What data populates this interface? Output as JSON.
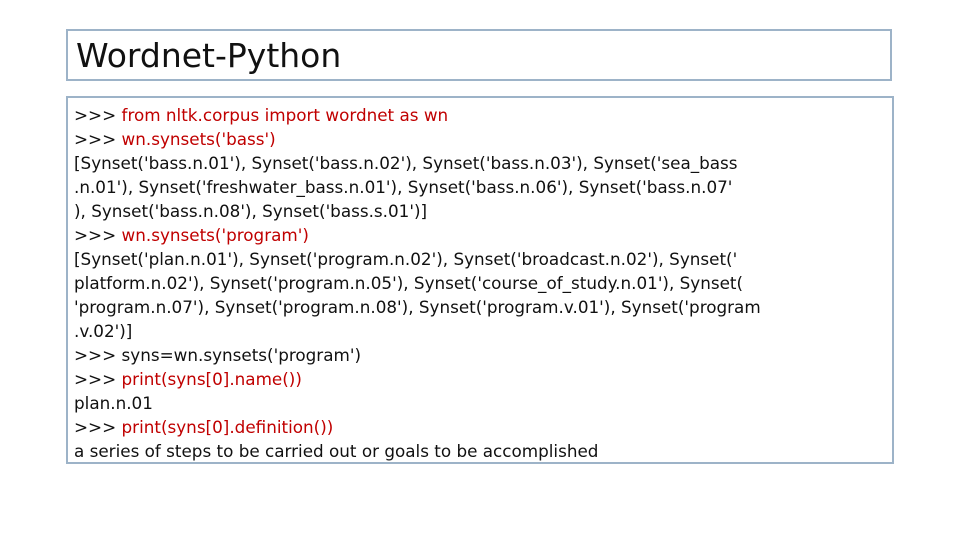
{
  "slide": {
    "title": "Wordnet-Python"
  },
  "code": {
    "prompt": ">>> ",
    "lines": [
      {
        "prompt": true,
        "text": "from nltk.corpus import wordnet as wn",
        "red": true
      },
      {
        "prompt": true,
        "text": "wn.synsets('bass')",
        "red": true
      },
      {
        "prompt": false,
        "text": "[Synset('bass.n.01'), Synset('bass.n.02'), Synset('bass.n.03'), Synset('sea_bass",
        "red": false
      },
      {
        "prompt": false,
        "text": ".n.01'), Synset('freshwater_bass.n.01'), Synset('bass.n.06'), Synset('bass.n.07'",
        "red": false
      },
      {
        "prompt": false,
        "text": "), Synset('bass.n.08'), Synset('bass.s.01')]",
        "red": false
      },
      {
        "prompt": true,
        "text": "wn.synsets('program')",
        "red": true
      },
      {
        "prompt": false,
        "text": "[Synset('plan.n.01'), Synset('program.n.02'), Synset('broadcast.n.02'), Synset('",
        "red": false
      },
      {
        "prompt": false,
        "text": "platform.n.02'), Synset('program.n.05'), Synset('course_of_study.n.01'), Synset(",
        "red": false
      },
      {
        "prompt": false,
        "text": "'program.n.07'), Synset('program.n.08'), Synset('program.v.01'), Synset('program",
        "red": false
      },
      {
        "prompt": false,
        "text": ".v.02')]",
        "red": false
      },
      {
        "prompt": true,
        "text": "syns=wn.synsets('program')",
        "red": false
      },
      {
        "prompt": true,
        "text": "print(syns[0].name())",
        "red": true
      },
      {
        "prompt": false,
        "text": "plan.n.01",
        "red": false
      },
      {
        "prompt": true,
        "text": "print(syns[0].definition())",
        "red": true
      },
      {
        "prompt": false,
        "text": "a series of steps to be carried out or goals to be accomplished",
        "red": false
      }
    ]
  },
  "colors": {
    "command": "#c00000",
    "text": "#111111",
    "border": "#9db3c8"
  }
}
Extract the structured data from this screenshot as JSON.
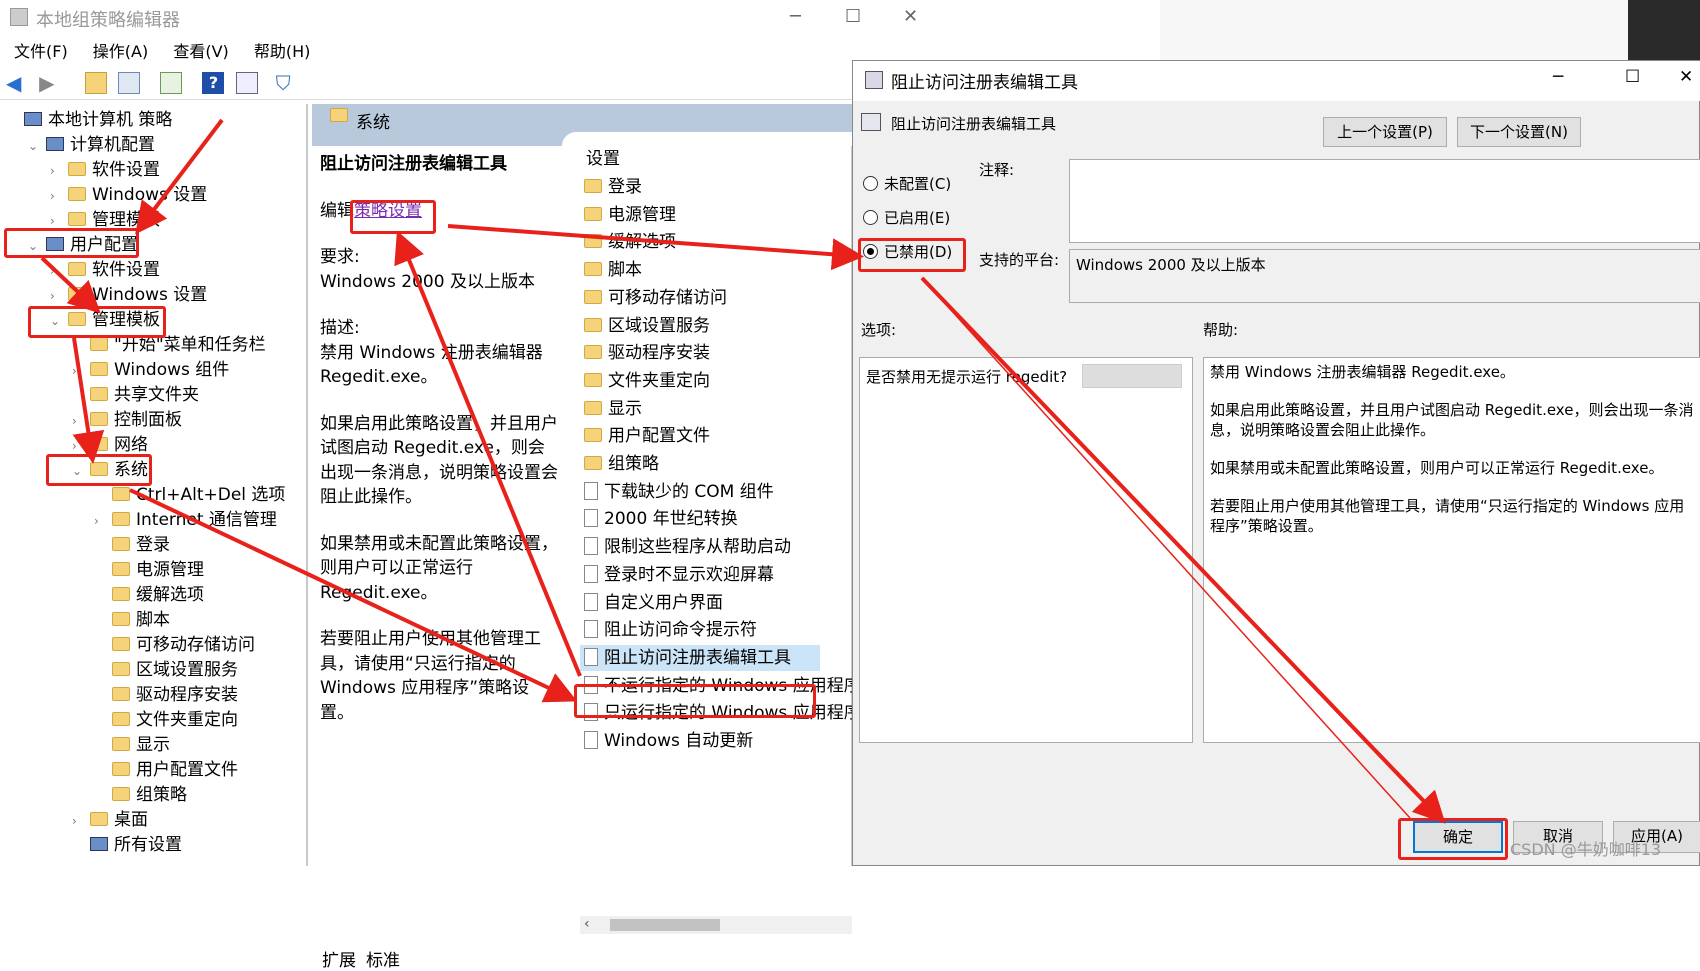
{
  "main_window": {
    "title": "本地组策略编辑器",
    "controls": [
      "─",
      "☐",
      "✕"
    ],
    "menus": [
      "文件(F)",
      "操作(A)",
      "查看(V)",
      "帮助(H)"
    ]
  },
  "tree": [
    {
      "label": "本地计算机 策略",
      "level": 0,
      "icon": "policy-icon"
    },
    {
      "label": "计算机配置",
      "level": 1,
      "icon": "computer-icon",
      "exp": "⌄"
    },
    {
      "label": "软件设置",
      "level": 2,
      "exp": "›"
    },
    {
      "label": "Windows 设置",
      "level": 2,
      "exp": "›"
    },
    {
      "label": "管理模板",
      "level": 2,
      "exp": "›"
    },
    {
      "label": "用户配置",
      "level": 1,
      "icon": "user-icon",
      "exp": "⌄"
    },
    {
      "label": "软件设置",
      "level": 2,
      "exp": "›"
    },
    {
      "label": "Windows 设置",
      "level": 2,
      "exp": "›"
    },
    {
      "label": "管理模板",
      "level": 2,
      "exp": "⌄"
    },
    {
      "label": "\"开始\"菜单和任务栏",
      "level": 3,
      "exp": ""
    },
    {
      "label": "Windows 组件",
      "level": 3,
      "exp": "›"
    },
    {
      "label": "共享文件夹",
      "level": 3,
      "exp": ""
    },
    {
      "label": "控制面板",
      "level": 3,
      "exp": "›"
    },
    {
      "label": "网络",
      "level": 3,
      "exp": "›"
    },
    {
      "label": "系统",
      "level": 3,
      "exp": "⌄"
    },
    {
      "label": "Ctrl+Alt+Del 选项",
      "level": 4,
      "exp": ""
    },
    {
      "label": "Internet 通信管理",
      "level": 4,
      "exp": "›"
    },
    {
      "label": "登录",
      "level": 4,
      "exp": ""
    },
    {
      "label": "电源管理",
      "level": 4,
      "exp": ""
    },
    {
      "label": "缓解选项",
      "level": 4,
      "exp": ""
    },
    {
      "label": "脚本",
      "level": 4,
      "exp": ""
    },
    {
      "label": "可移动存储访问",
      "level": 4,
      "exp": ""
    },
    {
      "label": "区域设置服务",
      "level": 4,
      "exp": ""
    },
    {
      "label": "驱动程序安装",
      "level": 4,
      "exp": ""
    },
    {
      "label": "文件夹重定向",
      "level": 4,
      "exp": ""
    },
    {
      "label": "显示",
      "level": 4,
      "exp": ""
    },
    {
      "label": "用户配置文件",
      "level": 4,
      "exp": ""
    },
    {
      "label": "组策略",
      "level": 4,
      "exp": ""
    },
    {
      "label": "桌面",
      "level": 3,
      "exp": "›"
    },
    {
      "label": "所有设置",
      "level": 3,
      "exp": "",
      "icon": "all-settings-icon"
    }
  ],
  "detail": {
    "header": "系统",
    "policy_title": "阻止访问注册表编辑工具",
    "edit_prefix": "编辑",
    "edit_link": "策略设置",
    "req_label": "要求:",
    "req_value": "Windows 2000 及以上版本",
    "desc_label": "描述:",
    "desc_1": "禁用 Windows 注册表编辑器 Regedit.exe。",
    "desc_2": "如果启用此策略设置，并且用户试图启动 Regedit.exe，则会出现一条消息，说明策略设置会阻止此操作。",
    "desc_3": "如果禁用或未配置此策略设置，则用户可以正常运行 Regedit.exe。",
    "desc_4": "若要阻止用户使用其他管理工具，请使用“只运行指定的 Windows 应用程序”策略设置。",
    "list_header": "设置",
    "folders": [
      "登录",
      "电源管理",
      "缓解选项",
      "脚本",
      "可移动存储访问",
      "区域设置服务",
      "驱动程序安装",
      "文件夹重定向",
      "显示",
      "用户配置文件",
      "组策略"
    ],
    "policies": [
      "下载缺少的 COM 组件",
      "2000 年世纪转换",
      "限制这些程序从帮助启动",
      "登录时不显示欢迎屏幕",
      "自定义用户界面",
      "阻止访问命令提示符",
      "阻止访问注册表编辑工具",
      "不运行指定的 Windows 应用程序",
      "只运行指定的 Windows 应用程序",
      "Windows 自动更新"
    ],
    "scroll_left": "‹",
    "tabs": [
      "扩展",
      "标准"
    ]
  },
  "dialog": {
    "title": "阻止访问注册表编辑工具",
    "subtitle": "阻止访问注册表编辑工具",
    "controls": [
      "─",
      "☐",
      "✕"
    ],
    "prev_btn": "上一个设置(P)",
    "next_btn": "下一个设置(N)",
    "radios": [
      "未配置(C)",
      "已启用(E)",
      "已禁用(D)"
    ],
    "selected": 2,
    "comment_label": "注释:",
    "platform_label": "支持的平台:",
    "platform_value": "Windows 2000 及以上版本",
    "options_label": "选项:",
    "help_label": "帮助:",
    "option_text": "是否禁用无提示运行 regedit?",
    "help_1": "禁用 Windows 注册表编辑器 Regedit.exe。",
    "help_2": "如果启用此策略设置，并且用户试图启动 Regedit.exe，则会出现一条消息，说明策略设置会阻止此操作。",
    "help_3": "如果禁用或未配置此策略设置，则用户可以正常运行 Regedit.exe。",
    "help_4": "若要阻止用户使用其他管理工具，请使用“只运行指定的 Windows 应用程序”策略设置。",
    "ok_btn": "确定",
    "cancel_btn": "取消",
    "apply_btn": "应用(A)"
  },
  "watermark": "CSDN @牛奶咖啡13",
  "colors": {
    "annotation": "#e8211a",
    "header": "#b9c9dc",
    "link": "#7a2cb0"
  }
}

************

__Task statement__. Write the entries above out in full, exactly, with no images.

__Response__.
What data populates this interface? Output as JSON.
{
  "slide": {
    "title": "Wordnet-Python"
  },
  "code": {
    "prompt": ">>> ",
    "lines": [
      {
        "prompt": true,
        "text": "from nltk.corpus import wordnet as wn",
        "red": true
      },
      {
        "prompt": true,
        "text": "wn.synsets('bass')",
        "red": true
      },
      {
        "prompt": false,
        "text": "[Synset('bass.n.01'), Synset('bass.n.02'), Synset('bass.n.03'), Synset('sea_bass",
        "red": false
      },
      {
        "prompt": false,
        "text": ".n.01'), Synset('freshwater_bass.n.01'), Synset('bass.n.06'), Synset('bass.n.07'",
        "red": false
      },
      {
        "prompt": false,
        "text": "), Synset('bass.n.08'), Synset('bass.s.01')]",
        "red": false
      },
      {
        "prompt": true,
        "text": "wn.synsets('program')",
        "red": true
      },
      {
        "prompt": false,
        "text": "[Synset('plan.n.01'), Synset('program.n.02'), Synset('broadcast.n.02'), Synset('",
        "red": false
      },
      {
        "prompt": false,
        "text": "platform.n.02'), Synset('program.n.05'), Synset('course_of_study.n.01'), Synset(",
        "red": false
      },
      {
        "prompt": false,
        "text": "'program.n.07'), Synset('program.n.08'), Synset('program.v.01'), Synset('program",
        "red": false
      },
      {
        "prompt": false,
        "text": ".v.02')]",
        "red": false
      },
      {
        "prompt": true,
        "text": "syns=wn.synsets('program')",
        "red": false
      },
      {
        "prompt": true,
        "text": "print(syns[0].name())",
        "red": true
      },
      {
        "prompt": false,
        "text": "plan.n.01",
        "red": false
      },
      {
        "prompt": true,
        "text": "print(syns[0].definition())",
        "red": true
      },
      {
        "prompt": false,
        "text": "a series of steps to be carried out or goals to be accomplished",
        "red": false
      }
    ]
  },
  "colors": {
    "command": "#c00000",
    "text": "#111111",
    "border": "#9db3c8"
  }
}
Extract the structured data from this screenshot as JSON.
{
  "main_window": {
    "title": "本地组策略编辑器",
    "controls": [
      "─",
      "☐",
      "✕"
    ],
    "menus": [
      "文件(F)",
      "操作(A)",
      "查看(V)",
      "帮助(H)"
    ]
  },
  "tree": [
    {
      "label": "本地计算机 策略",
      "level": 0,
      "icon": "policy-icon"
    },
    {
      "label": "计算机配置",
      "level": 1,
      "icon": "computer-icon",
      "exp": "⌄"
    },
    {
      "label": "软件设置",
      "level": 2,
      "exp": "›"
    },
    {
      "label": "Windows 设置",
      "level": 2,
      "exp": "›"
    },
    {
      "label": "管理模板",
      "level": 2,
      "exp": "›"
    },
    {
      "label": "用户配置",
      "level": 1,
      "icon": "user-icon",
      "exp": "⌄"
    },
    {
      "label": "软件设置",
      "level": 2,
      "exp": "›"
    },
    {
      "label": "Windows 设置",
      "level": 2,
      "exp": "›"
    },
    {
      "label": "管理模板",
      "level": 2,
      "exp": "⌄"
    },
    {
      "label": "\"开始\"菜单和任务栏",
      "level": 3,
      "exp": ""
    },
    {
      "label": "Windows 组件",
      "level": 3,
      "exp": "›"
    },
    {
      "label": "共享文件夹",
      "level": 3,
      "exp": ""
    },
    {
      "label": "控制面板",
      "level": 3,
      "exp": "›"
    },
    {
      "label": "网络",
      "level": 3,
      "exp": "›"
    },
    {
      "label": "系统",
      "level": 3,
      "exp": "⌄"
    },
    {
      "label": "Ctrl+Alt+Del 选项",
      "level": 4,
      "exp": ""
    },
    {
      "label": "Internet 通信管理",
      "level": 4,
      "exp": "›"
    },
    {
      "label": "登录",
      "level": 4,
      "exp": ""
    },
    {
      "label": "电源管理",
      "level": 4,
      "exp": ""
    },
    {
      "label": "缓解选项",
      "level": 4,
      "exp": ""
    },
    {
      "label": "脚本",
      "level": 4,
      "exp": ""
    },
    {
      "label": "可移动存储访问",
      "level": 4,
      "exp": ""
    },
    {
      "label": "区域设置服务",
      "level": 4,
      "exp": ""
    },
    {
      "label": "驱动程序安装",
      "level": 4,
      "exp": ""
    },
    {
      "label": "文件夹重定向",
      "level": 4,
      "exp": ""
    },
    {
      "label": "显示",
      "level": 4,
      "exp": ""
    },
    {
      "label": "用户配置文件",
      "level": 4,
      "exp": ""
    },
    {
      "label": "组策略",
      "level": 4,
      "exp": ""
    },
    {
      "label": "桌面",
      "level": 3,
      "exp": "›"
    },
    {
      "label": "所有设置",
      "level": 3,
      "exp": "",
      "icon": "all-settings-icon"
    }
  ],
  "detail": {
    "header": "系统",
    "policy_title": "阻止访问注册表编辑工具",
    "edit_prefix": "编辑",
    "edit_link": "策略设置",
    "req_label": "要求:",
    "req_value": "Windows 2000 及以上版本",
    "desc_label": "描述:",
    "desc_1": "禁用 Windows 注册表编辑器 Regedit.exe。",
    "desc_2": "如果启用此策略设置，并且用户试图启动 Regedit.exe，则会出现一条消息，说明策略设置会阻止此操作。",
    "desc_3": "如果禁用或未配置此策略设置，则用户可以正常运行 Regedit.exe。",
    "desc_4": "若要阻止用户使用其他管理工具，请使用“只运行指定的 Windows 应用程序”策略设置。",
    "list_header": "设置",
    "folders": [
      "登录",
      "电源管理",
      "缓解选项",
      "脚本",
      "可移动存储访问",
      "区域设置服务",
      "驱动程序安装",
      "文件夹重定向",
      "显示",
      "用户配置文件",
      "组策略"
    ],
    "policies": [
      "下载缺少的 COM 组件",
      "2000 年世纪转换",
      "限制这些程序从帮助启动",
      "登录时不显示欢迎屏幕",
      "自定义用户界面",
      "阻止访问命令提示符",
      "阻止访问注册表编辑工具",
      "不运行指定的 Windows 应用程序",
      "只运行指定的 Windows 应用程序",
      "Windows 自动更新"
    ],
    "scroll_left": "‹",
    "tabs": [
      "扩展",
      "标准"
    ]
  },
  "dialog": {
    "title": "阻止访问注册表编辑工具",
    "subtitle": "阻止访问注册表编辑工具",
    "controls": [
      "─",
      "☐",
      "✕"
    ],
    "prev_btn": "上一个设置(P)",
    "next_btn": "下一个设置(N)",
    "radios": [
      "未配置(C)",
      "已启用(E)",
      "已禁用(D)"
    ],
    "selected": 2,
    "comment_label": "注释:",
    "platform_label": "支持的平台:",
    "platform_value": "Windows 2000 及以上版本",
    "options_label": "选项:",
    "help_label": "帮助:",
    "option_text": "是否禁用无提示运行 regedit?",
    "help_1": "禁用 Windows 注册表编辑器 Regedit.exe。",
    "help_2": "如果启用此策略设置，并且用户试图启动 Regedit.exe，则会出现一条消息，说明策略设置会阻止此操作。",
    "help_3": "如果禁用或未配置此策略设置，则用户可以正常运行 Regedit.exe。",
    "help_4": "若要阻止用户使用其他管理工具，请使用“只运行指定的 Windows 应用程序”策略设置。",
    "ok_btn": "确定",
    "cancel_btn": "取消",
    "apply_btn": "应用(A)"
  },
  "watermark": "CSDN @牛奶咖啡13",
  "colors": {
    "annotation": "#e8211a",
    "header": "#b9c9dc",
    "link": "#7a2cb0"
  }
}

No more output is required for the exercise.